Pacific cod appears to be making a comeback in the Gulf of Alaska after getting clobbered by a multi-year heat wave starting in 2014 that wiped out several year classes. That shut down the fishery this year in federal waters of the Gulf from three to 200 miles offshore. But P-cod is back on the fishing menu.

The North Pacific Council last week set a  Gulf-wide catch for next year at just over 38 million pounds.

For the state water fishery, the cod catch next year is nearly 14 million pounds compared to just 5.6 million pounds this year.

P-Cod took a 21 percent cut in the Bering Sea to 245 million pounds.

Likewise, the Bering Sea pollock catch for next year was reduced by 3.5% to three billion pounds. Gulf pollock was cut by 2.4% to about 250 million pounds.

Cod and pollock start the fishing year off in January.

Other forecasts call for Southeast Alaska’s pink salmon harvest next summer to be “average” at 28 million. Kodiak’s pink catch is pegged at 22.5 million and a “excellent” catch of nearly 13 million humpies is projected at the South Peninsula.

Meanwhile, Southeast trollers are still out on the water pulling up king salmon.  Beam trawl and pot shrimping continues at the Panhandle, along with diving for sea cucumbers along with geoduck clams.

Crabbing continues in the Bering Sea for golden kings and bairdi Tanners.
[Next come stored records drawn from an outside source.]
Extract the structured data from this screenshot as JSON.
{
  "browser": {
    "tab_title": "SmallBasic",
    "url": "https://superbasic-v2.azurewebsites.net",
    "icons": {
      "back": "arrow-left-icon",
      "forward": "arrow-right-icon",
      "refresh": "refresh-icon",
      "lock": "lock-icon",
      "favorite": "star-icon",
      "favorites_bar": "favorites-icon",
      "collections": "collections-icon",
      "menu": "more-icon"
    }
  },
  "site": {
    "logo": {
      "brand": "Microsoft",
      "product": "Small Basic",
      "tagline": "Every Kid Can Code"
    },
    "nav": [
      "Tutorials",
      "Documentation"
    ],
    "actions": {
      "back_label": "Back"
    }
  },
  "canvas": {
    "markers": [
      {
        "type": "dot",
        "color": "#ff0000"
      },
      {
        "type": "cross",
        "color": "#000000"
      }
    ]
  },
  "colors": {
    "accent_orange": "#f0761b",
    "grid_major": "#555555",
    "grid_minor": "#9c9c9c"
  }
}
Red king crab is about a wrap and fishing for snow crab will get underway next month.

The deadline for halibut regulatory proposals for next year is December 26. The International Pacific Halibut Commission will meet virtually the week of January 25.

Finally, the deadline for fishermen to apply for trade relief is extended to January 15. That’s the program through USDA that pays extra poundage to make up for losses from ongoing trade disputes.